A few weeks ago, a political journalist asked me whether the state of the polls made me feel ‘vulnerable’ in my marginal seat. “I’ve felt vulnerable since the 2 May 1997,” I replied. But I see this as a strength.
To win a seat like mine means constantly building and rebuilding a coalition of support; it means being forthright in explaining what value you’re adding as an elected politician; it means spelling out what you stand for and how you differ from Tory opponents.
It’s harder to ‘campaign’ as a government and as ministers than as a marginal seat constituency MP but it’s not impossible – and it’s a mindset that injects energy and purpose.
Firstly on the coalition. Of course we’re not still fighting the elections of the 90s. Not least because of the success we’ve achieved as a government in transforming public services, challenging the worst forms of poverty and moving social attitudes. Not least because we’ve proved we can tackle crime, be tough on security and deliver economic stability through previous tough economic times.

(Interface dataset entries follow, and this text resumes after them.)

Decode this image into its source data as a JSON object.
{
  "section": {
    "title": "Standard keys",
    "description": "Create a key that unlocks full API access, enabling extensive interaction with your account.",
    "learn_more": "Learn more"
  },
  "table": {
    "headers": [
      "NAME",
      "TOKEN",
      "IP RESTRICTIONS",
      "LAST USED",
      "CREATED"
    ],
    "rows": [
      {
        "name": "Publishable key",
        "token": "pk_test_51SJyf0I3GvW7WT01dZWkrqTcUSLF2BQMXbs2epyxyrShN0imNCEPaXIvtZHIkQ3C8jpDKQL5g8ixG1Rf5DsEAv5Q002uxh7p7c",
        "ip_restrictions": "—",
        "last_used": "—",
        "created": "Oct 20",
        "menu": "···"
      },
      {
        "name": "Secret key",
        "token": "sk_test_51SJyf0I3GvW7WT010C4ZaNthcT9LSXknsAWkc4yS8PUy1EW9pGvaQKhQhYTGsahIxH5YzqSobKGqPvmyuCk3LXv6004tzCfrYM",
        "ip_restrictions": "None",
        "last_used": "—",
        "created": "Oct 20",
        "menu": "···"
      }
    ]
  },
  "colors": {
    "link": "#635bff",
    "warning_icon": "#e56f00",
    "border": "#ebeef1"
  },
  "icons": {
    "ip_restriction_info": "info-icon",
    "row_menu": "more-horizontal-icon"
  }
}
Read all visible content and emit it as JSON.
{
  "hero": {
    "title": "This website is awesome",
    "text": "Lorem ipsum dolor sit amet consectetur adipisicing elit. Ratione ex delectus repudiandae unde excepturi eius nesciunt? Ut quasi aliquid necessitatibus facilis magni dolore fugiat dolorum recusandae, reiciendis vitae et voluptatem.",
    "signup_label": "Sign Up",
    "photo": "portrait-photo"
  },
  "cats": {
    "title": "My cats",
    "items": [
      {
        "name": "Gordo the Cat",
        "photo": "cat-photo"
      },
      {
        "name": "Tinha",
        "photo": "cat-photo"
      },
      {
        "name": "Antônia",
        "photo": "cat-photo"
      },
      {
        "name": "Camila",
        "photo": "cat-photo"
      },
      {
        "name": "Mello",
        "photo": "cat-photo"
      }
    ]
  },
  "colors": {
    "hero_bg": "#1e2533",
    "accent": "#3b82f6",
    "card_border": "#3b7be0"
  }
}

But feeling secure in your job and your community; being treated fairly – with help when you and others need it, recognition of your contribution and expectation that people take responsibility for their actions – and getting the best chance to make the most of your life and that of your children wherever you start out. These aren’t heartland or middle class values. They’re the values shared by Labour voters from Glasgow to Henley and, despite the results, are not yet embedded in Tory policies.
In fact, the Tories face a big political challenge in the current climate. What is the role of government in a period of global economic uncertainty? It certainly shouldn’t be to fudge long term decisions on energy policy. It certainly shouldn’t be to revert to isolationist political and economic policies. It certainly shouldn’t be to promote elitist education and training options. We haven’t. They have.
What is the role of government in driving further public service reform? It’s to build local voice and capacity as we’ve done with neighbourhood policing and in the Police Green paper. It’s to use direct, private and voluntary sector provision to ensure access, choice and quality as we’re doing in health.
In as much as the Tories have a view on the modern role of government, it’s appears to be that it should be smaller. With a progressive view of the role of, and point of, democratically elected national government we can make our case and turn a spotlight on Tory plans over the coming months.
And we have another opportunity. Labour in local government has historically shown both the best and worst of Labour in power. Tories in local government are already showing the worst of Tories in power!
I’m ready for my holiday, but that’s because I want to be ready for September. There is everything to play for in my marginal seat!